July 7, 2015
New York City recently joined the growing list of jurisdictions that prohibit employers from conducting pre-employment credit checks.On April 16, 2015, the NYC City Council passed the law that will prohibit pre-employment credit checks, “Stop Credit Discrimination in Employment Act”. The new law will become effective 120 days after being signed into law by Mayor Bill de Blasio.
The Stop Credit Discrimination in Employment ActThe anti pre-employment credit checks law, which applies to businesses with four or more employees, would amend the New York City’s Human Rights Law to make it an unlawful discriminatory practice for an employer to use an individual’s consumer credit history in making employment decisions. As with other violations of the law, workers would be able to pursue a private cause of action. The broad employment law defines “consumer credit history” as “information bearing on an individual’s credit worthiness, credit standing, or credit capacity, including, but not limited to, an individual’s credit score, credit account and other consumer account balances, and payment history.” Information about prior bankruptcies, judgments, or liens and details regarding the number of credit accounts, late or missed payments, charged-off debts, items in collections, credit limit or prior credit report inquiries is also off limits. In addition to banning the use of consumer credit histories in the hiring process, the law also makes it illegal to consider such information when making decisions regarding “compensation, or the terms, conditions or privileges of employment.” The NYC employment law does include several notable exceptions from pre-employment credit checks , which were added to the law in its final stages. For instance, it does not apply to employers required by state or federal law or regulation, or by a self-regulatory organization, to use consumer credit history for employment purposes.
ExemptionsIn addition, the following are also exempted from pre-employment credit checks :
- Positions in public safety and law enforcement;
- Positions in which employees must be bonded under city, state, or federal law;
- Positions requiring employees to posses security clearance under federal or state law;
- Non-clerical positions with regular access to trade secrets, intelligence or national security information;
- Positions with signatory authority over third party funds or assets valued at or involving fiduciary responsibility to the employer of $10,000 or more; and finally,

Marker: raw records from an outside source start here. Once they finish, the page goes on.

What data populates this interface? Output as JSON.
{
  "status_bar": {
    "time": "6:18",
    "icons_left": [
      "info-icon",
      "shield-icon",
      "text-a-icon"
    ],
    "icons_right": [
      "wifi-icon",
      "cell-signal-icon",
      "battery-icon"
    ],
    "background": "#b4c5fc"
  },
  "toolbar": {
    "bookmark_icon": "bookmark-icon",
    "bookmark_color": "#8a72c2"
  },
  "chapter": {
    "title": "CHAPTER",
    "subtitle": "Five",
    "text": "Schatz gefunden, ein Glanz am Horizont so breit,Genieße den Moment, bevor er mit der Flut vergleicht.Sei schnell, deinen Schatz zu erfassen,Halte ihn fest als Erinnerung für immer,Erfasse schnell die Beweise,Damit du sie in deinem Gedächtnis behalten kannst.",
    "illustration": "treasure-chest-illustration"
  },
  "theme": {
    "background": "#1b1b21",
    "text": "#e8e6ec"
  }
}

- Positions with regular job duties authorizing the modification of digital security systems protecting the employer or client’s network or databases.